# [Your objective]
Note how many lines in the entries below contain the string "content", and answer with that number and no other text.

[Page and application data records]

════════════════

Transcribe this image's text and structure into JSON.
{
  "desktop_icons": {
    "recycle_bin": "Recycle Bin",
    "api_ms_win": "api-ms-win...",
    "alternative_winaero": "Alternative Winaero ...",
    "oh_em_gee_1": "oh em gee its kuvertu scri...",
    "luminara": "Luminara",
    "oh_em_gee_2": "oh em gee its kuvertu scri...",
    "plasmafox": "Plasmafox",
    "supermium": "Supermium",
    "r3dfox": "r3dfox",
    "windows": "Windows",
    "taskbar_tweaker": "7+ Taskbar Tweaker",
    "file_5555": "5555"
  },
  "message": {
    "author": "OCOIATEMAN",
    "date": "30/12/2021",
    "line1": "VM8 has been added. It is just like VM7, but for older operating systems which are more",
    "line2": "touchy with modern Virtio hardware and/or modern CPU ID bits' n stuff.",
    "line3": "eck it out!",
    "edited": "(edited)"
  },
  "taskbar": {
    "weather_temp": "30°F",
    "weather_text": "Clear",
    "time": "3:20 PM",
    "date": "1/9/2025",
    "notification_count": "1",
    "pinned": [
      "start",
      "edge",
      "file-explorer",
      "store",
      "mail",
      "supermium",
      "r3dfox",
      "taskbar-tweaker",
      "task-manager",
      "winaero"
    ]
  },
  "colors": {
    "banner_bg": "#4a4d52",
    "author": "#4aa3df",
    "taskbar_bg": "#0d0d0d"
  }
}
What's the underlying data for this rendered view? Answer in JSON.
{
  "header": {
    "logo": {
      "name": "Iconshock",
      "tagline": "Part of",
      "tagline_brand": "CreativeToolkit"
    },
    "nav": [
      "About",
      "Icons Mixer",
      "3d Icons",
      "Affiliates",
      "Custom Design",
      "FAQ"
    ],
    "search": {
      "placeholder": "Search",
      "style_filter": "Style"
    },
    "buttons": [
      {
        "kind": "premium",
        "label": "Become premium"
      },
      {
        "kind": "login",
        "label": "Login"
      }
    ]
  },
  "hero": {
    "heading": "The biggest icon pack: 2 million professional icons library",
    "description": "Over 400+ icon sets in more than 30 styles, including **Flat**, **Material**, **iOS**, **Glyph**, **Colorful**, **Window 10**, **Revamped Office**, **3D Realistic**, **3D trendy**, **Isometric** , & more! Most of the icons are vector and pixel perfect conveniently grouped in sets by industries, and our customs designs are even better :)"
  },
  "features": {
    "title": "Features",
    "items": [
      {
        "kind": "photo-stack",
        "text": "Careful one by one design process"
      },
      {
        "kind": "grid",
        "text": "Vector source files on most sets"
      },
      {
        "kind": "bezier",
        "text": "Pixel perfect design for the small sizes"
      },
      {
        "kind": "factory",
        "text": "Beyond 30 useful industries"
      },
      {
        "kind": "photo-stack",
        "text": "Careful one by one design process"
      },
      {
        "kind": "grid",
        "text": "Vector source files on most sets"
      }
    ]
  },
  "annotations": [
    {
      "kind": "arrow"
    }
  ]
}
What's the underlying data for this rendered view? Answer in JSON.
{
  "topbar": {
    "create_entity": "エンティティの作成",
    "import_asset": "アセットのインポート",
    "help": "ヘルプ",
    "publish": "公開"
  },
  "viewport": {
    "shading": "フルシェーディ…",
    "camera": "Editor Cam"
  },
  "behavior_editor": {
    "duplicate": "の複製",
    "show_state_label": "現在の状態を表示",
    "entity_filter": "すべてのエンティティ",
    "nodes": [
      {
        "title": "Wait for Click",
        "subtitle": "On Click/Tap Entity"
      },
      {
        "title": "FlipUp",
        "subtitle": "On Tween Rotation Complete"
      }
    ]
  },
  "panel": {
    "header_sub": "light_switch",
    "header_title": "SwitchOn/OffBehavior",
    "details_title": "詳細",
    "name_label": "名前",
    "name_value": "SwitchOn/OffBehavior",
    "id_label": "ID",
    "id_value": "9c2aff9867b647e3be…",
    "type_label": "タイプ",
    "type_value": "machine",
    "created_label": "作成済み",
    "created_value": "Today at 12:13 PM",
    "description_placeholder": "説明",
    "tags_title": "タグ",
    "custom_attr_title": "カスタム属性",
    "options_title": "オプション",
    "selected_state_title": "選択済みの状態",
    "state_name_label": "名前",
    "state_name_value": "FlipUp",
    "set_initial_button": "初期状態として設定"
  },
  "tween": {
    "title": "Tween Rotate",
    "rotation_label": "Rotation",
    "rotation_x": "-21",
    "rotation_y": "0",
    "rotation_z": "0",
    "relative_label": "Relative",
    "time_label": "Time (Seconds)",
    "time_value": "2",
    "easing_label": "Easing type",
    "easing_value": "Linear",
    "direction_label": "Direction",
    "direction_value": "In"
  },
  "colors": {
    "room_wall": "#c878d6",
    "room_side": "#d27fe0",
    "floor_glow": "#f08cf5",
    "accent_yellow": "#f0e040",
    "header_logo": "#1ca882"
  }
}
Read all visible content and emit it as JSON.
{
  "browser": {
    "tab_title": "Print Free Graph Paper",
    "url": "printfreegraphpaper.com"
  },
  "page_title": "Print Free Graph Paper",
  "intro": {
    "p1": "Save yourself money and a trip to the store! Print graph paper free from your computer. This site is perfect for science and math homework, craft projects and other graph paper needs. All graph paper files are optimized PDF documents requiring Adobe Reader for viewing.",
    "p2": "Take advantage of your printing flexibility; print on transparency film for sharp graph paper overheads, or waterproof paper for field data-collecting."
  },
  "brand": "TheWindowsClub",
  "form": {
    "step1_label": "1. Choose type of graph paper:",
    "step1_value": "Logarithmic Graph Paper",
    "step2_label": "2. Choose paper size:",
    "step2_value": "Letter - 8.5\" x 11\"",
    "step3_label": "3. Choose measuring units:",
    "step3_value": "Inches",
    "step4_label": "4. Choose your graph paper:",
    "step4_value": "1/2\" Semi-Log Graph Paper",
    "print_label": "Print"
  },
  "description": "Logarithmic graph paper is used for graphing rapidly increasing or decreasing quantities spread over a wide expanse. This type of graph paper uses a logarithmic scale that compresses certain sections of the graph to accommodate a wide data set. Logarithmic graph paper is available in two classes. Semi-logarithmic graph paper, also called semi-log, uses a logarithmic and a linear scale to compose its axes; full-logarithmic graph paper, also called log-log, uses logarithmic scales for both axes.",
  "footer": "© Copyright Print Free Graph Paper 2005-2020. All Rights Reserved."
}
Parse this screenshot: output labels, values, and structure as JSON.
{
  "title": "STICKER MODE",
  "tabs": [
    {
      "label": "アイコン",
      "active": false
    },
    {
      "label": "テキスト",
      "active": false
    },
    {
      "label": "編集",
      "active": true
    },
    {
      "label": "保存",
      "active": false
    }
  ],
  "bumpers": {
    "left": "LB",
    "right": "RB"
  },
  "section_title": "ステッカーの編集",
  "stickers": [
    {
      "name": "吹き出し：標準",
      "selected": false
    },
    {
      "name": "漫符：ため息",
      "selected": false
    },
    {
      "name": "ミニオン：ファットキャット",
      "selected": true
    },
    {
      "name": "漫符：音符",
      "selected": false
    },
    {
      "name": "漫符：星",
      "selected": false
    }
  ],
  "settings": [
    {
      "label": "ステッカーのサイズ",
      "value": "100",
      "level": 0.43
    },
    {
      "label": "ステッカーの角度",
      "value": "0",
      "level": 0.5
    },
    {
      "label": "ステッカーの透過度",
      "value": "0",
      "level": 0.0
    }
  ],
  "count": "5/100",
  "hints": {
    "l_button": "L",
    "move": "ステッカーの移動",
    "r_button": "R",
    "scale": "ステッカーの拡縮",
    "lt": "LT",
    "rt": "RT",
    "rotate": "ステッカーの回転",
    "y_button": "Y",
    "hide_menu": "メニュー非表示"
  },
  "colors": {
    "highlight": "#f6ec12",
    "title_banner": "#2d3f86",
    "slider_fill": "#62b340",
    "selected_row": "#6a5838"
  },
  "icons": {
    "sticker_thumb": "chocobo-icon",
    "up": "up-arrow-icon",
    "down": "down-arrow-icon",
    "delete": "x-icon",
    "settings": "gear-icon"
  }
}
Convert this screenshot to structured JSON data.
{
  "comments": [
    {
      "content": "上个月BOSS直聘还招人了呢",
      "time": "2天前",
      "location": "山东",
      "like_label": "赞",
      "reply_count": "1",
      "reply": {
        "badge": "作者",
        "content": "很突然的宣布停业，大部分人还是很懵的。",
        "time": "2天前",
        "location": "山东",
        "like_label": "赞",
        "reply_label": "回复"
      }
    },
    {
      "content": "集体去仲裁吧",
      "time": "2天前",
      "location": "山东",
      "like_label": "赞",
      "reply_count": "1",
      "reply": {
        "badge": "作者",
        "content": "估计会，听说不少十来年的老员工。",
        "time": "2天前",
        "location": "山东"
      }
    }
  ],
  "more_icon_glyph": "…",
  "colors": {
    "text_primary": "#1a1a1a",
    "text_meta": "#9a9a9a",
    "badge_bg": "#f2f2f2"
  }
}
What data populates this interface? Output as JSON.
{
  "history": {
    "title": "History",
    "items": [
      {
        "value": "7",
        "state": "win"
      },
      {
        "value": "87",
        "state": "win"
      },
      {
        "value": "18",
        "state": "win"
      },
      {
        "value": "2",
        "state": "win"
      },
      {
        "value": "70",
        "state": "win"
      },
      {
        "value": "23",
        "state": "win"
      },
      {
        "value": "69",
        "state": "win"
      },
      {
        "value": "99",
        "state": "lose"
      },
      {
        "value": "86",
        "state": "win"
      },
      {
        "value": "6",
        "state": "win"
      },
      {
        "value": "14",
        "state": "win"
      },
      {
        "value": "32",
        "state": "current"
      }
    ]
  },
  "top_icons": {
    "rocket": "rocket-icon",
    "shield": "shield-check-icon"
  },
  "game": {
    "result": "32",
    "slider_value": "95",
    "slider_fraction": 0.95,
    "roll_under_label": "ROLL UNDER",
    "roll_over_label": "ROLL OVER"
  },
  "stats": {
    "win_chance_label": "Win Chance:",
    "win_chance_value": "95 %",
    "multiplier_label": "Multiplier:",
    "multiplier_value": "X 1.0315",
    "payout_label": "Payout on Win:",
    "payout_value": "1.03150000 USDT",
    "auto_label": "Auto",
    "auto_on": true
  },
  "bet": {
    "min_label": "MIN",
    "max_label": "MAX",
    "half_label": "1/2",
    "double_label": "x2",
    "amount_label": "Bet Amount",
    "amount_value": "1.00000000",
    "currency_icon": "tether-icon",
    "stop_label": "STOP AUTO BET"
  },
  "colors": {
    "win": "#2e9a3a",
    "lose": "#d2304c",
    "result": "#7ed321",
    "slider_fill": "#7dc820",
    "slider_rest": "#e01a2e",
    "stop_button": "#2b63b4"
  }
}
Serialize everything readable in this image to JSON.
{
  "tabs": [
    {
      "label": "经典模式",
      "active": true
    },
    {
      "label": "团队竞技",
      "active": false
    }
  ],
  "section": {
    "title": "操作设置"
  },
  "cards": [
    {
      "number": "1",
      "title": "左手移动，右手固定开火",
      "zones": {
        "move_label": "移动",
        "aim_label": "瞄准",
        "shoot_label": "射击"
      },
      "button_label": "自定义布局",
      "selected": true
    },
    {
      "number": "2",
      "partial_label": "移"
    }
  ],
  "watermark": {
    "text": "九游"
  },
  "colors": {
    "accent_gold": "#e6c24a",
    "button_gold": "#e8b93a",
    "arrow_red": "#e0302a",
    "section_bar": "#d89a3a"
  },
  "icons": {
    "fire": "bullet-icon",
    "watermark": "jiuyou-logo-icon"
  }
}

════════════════

# [Output of the task]
5